If ethnic capital matters—in other words, if exposure to different types of ethnic influences has an effect on social and economic development—the two children in this hypothetical example are on different socioeconomic paths that will lead to very different life experiences. The Mexican child will be continually exposed to cultural and economic contacts common among low-educated workers, while the Korean child will be exposed to contacts that are common among college graduates. The ethnic capital hypothesis argues that continual exposure to a particular type of ethnic capital tends to “pull” the child toward the average or norm in that ethnic group. In other words, ethnic capital is like a magnet—attracting the child toward the socioeconomic outcomes experienced by the typical person in the particular ethnic group. In effect, ethnic capital increases the persistence of ethnic wage differences across generations.

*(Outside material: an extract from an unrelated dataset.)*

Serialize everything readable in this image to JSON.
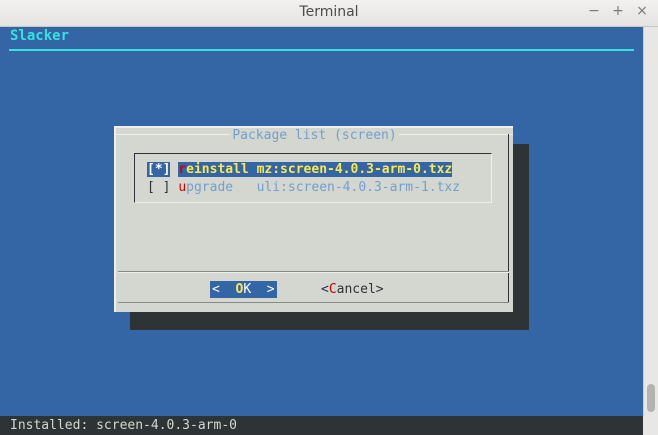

Many studies have shown that ethnicity seems to have an independent effect—above and beyond that of parental socioeconomic status—on the outcomes of children in particular ethnic groups and that much of that effect can be directly linked to the importance of ethnic enclaves, which tend to cluster workers with relatively similar socioeconomic characteristics into a very compact geographic area.19  In rough terms, about half of the persistence in the relative wage of different ethnic groups seems to be attributable to ethnic capital.

It is worth emphasizing that the mix of factors that makes ethnic capital socially important may differ significantly across ethnic groups and across ethnic enclaves. A recent study of ethnic neighborhoods in Los Angeles found that local social organizations and businesses in Chinatown and Koreatown are dominated by the respective ethnic groups, while those in Pico-Union (a Mexican–Central American immigrant neighborhood) tend to be much more mixed.20 The Chinese and Korean owners of small businesses tend to attend local churches in their respective ethnic enclave, eat at local restaurants, and shop at local stores alongside the working class Chinese and Korean immigrants. Such interactions, however, are rarer in Pico-Union. Because the social and economic consequences of these different types of interactions are not fully understood, much work remains to be done in delineating how ethnic capital helps or hampers the assimilation process for different ethnic groups.